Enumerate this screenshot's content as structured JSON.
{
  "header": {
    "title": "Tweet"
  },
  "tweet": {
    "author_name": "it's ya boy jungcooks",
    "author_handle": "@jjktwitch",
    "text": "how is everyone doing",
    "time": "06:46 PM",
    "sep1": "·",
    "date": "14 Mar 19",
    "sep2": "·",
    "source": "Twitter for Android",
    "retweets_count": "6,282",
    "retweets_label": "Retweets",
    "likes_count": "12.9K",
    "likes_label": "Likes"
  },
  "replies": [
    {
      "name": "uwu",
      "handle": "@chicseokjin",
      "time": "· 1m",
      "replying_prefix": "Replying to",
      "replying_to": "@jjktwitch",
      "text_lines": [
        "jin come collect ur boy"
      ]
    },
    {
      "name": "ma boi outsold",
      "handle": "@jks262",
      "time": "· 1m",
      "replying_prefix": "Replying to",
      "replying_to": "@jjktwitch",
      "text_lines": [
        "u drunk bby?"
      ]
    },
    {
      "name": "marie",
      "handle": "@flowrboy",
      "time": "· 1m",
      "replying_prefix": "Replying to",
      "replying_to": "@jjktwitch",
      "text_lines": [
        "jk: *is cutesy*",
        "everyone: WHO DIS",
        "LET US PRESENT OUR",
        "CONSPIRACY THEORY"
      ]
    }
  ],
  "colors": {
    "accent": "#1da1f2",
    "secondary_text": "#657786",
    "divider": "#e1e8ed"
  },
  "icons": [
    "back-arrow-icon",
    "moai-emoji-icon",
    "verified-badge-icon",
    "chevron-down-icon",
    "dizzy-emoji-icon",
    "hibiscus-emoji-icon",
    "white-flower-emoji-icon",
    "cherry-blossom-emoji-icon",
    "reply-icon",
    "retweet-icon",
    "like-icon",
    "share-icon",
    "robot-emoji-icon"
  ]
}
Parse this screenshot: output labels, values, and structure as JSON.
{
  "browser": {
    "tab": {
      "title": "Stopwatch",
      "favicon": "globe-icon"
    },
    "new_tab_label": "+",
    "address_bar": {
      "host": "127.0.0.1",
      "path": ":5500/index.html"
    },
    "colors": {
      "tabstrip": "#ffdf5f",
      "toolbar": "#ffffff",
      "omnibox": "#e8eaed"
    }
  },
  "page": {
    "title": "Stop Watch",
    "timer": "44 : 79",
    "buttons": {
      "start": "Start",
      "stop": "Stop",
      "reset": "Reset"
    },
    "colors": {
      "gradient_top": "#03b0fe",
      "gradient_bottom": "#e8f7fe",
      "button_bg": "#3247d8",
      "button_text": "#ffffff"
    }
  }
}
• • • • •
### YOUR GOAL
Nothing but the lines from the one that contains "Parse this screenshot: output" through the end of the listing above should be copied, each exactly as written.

### COMPLETED TASK
Parse this screenshot: output labels, values, and structure as JSON.
{
  "browser": {
    "tab": {
      "title": "Stopwatch",
      "favicon": "globe-icon"
    },
    "new_tab_label": "+",
    "address_bar": {
      "host": "127.0.0.1",
      "path": ":5500/index.html"
    },
    "colors": {
      "tabstrip": "#ffdf5f",
      "toolbar": "#ffffff",
      "omnibox": "#e8eaed"
    }
  },
  "page": {
    "title": "Stop Watch",
    "timer": "44 : 79",
    "buttons": {
      "start": "Start",
      "stop": "Stop",
      "reset": "Reset"
    },
    "colors": {
      "gradient_top": "#03b0fe",
      "gradient_bottom": "#e8f7fe",
      "button_bg": "#3247d8",
      "button_text": "#ffffff"
    }
  }
}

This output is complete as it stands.